Like all Shiites, Afghanistan's Hazaras are waiting for the reappearance of the Mahdi, but those in the Bamiyan Valley are also hoping for the return of the ancient giant Buddhas torn down in 2001 by the Taliban government in a fit of iconoclastic rage.
At the foot of a cliff where the niches once inhabited by the statues are testimony to their once-towering grandeur, international teams gathered by the UN to repair the Buddhist relics are preparing to break camp for winter.
Where the larger Buddha once stood at 55m, workers under German supervision collect fragments, while an Italian team is at the site not far away of the 38m Buddha considered to have a more feminine face.
Between these two teams, Japanese experts are working on preserving what is left of murals adorning the walls of a network of caves, while Italian mountaineers are suspended from ropes slung over the smaller Buddha as they plug faults in the rock, embed steel anchors and install movement sensors.
"Bombs have created many fissures and it's very dangerous because it's very unstable," Italian engineer Gedeone Tonoli said.
The task was begun two years ago and is due to be completed before the year's work wraps up on Nov. 15, he said.
"After that temperatures fall below zero Celsius and we have problems with the machines," he said.
Because of the size and density of the statues, their destroyers deployed an enormous amount of explosives, some of which failed to detonate at the time and now present a daily hazard -- along with landmines left over from decades of war -- for the repair teams.
"Unfortunately we discover a lot of unexploded devices," said German architect Georgios Toubekis from the International Council on Monuments and Sites.
"Just recently we had two bombs of 250kg. One of them had to be exploded behind this field -- it took one week to pull it out carefully because it was heavily damaged. The other one luckily was more easy to take away," he said.

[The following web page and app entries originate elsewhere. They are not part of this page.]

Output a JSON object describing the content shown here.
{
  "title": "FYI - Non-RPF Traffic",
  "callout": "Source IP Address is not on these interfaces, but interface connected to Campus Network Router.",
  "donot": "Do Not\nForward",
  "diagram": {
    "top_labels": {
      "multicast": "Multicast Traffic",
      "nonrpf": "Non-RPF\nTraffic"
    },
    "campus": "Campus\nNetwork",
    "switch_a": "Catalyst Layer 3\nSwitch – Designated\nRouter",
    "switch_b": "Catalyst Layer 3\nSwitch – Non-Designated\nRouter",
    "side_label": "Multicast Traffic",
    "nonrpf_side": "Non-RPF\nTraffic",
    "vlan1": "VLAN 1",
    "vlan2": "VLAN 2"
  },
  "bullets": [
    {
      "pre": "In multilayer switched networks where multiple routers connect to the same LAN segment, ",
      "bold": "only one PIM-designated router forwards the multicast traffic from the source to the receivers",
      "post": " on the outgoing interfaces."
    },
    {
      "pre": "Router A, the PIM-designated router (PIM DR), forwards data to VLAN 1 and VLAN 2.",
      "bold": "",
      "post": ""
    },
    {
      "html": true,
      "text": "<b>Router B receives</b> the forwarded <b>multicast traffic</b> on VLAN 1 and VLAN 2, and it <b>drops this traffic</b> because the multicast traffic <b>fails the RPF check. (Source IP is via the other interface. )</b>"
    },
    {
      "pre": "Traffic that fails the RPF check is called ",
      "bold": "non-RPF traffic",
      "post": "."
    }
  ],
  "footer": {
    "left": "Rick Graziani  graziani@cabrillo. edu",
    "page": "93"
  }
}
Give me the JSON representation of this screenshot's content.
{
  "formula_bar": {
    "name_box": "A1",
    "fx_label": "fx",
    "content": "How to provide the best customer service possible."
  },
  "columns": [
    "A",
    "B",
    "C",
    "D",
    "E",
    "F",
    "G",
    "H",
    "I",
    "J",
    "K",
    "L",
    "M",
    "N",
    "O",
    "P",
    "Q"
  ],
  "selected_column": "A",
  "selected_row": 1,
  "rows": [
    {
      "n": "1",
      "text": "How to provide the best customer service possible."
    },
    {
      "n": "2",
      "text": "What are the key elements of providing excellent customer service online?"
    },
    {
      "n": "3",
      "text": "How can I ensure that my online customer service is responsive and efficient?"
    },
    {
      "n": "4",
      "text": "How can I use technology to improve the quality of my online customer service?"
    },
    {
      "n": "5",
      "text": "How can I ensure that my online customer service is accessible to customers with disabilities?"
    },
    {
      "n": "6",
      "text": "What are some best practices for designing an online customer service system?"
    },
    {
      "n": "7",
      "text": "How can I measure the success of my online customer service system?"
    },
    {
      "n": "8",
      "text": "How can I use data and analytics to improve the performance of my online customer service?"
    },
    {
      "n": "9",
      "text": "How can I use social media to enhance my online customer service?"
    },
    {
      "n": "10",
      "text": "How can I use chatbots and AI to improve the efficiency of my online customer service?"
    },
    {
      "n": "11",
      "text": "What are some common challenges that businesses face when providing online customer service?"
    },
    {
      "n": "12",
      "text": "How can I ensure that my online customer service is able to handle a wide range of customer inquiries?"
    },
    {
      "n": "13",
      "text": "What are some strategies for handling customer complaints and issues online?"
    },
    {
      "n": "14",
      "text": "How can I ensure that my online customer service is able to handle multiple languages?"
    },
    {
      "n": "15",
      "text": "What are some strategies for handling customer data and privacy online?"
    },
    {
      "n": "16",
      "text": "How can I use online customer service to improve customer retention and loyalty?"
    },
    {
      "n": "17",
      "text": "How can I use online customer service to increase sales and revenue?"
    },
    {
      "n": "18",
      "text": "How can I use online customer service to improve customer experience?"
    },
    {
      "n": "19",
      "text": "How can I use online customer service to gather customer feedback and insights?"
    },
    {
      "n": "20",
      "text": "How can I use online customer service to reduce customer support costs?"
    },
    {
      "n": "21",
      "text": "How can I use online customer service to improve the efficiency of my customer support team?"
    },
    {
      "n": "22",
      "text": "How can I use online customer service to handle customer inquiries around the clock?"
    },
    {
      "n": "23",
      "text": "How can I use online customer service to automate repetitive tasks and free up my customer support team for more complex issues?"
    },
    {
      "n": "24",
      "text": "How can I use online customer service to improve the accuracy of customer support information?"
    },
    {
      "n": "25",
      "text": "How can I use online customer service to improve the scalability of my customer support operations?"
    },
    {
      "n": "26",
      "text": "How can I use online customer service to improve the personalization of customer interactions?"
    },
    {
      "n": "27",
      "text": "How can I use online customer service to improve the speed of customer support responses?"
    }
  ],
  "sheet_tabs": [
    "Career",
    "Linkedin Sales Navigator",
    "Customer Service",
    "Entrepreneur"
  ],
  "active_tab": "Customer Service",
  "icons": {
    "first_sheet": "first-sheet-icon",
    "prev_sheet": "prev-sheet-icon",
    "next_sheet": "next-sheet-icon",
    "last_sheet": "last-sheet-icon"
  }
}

Because of this danger, no heavy machinery is allowed inside the larger niche and everything is done by hand, Toubekis said.
"The progress was very slow this year because of all these bomb findings," he said, describing the work as still in an emergency phase.
In front of the caves, Japanese specialists take down their scaffolding and seal the caves to protect the paintings, 80 percent of which were destroyed during the war, from animals that may stray inside.
"We can't stay in the caves -- it's very freezing, very cold," Yoko Taniguchi said.
That the murals were created with water-soluble paint further complicates preservation work, she said, because they are so easily damaged by the weather.
Bamiyan, some 200km northwest of Kabul, stands in a deep green and lush valley stretching 100km through central Afghanistan, on the former Silk Road that once linked China with Central Asia and beyond. It was a center of Buddhist scholarship and worship between the second and ninth centuries, before the coming of Islam.
In February 2001 Mullah Omar, head of the Taliban government then ruling Afghanistan, ordered the destruction of the Buddhas as idolatrous symbols.
The order for the destruction of the massive sandstone structures -- until then the largest standing Buddhist statues in the world -- led to an international outcry and calls for them to be spared for their historical significance if nothing else. But in vain.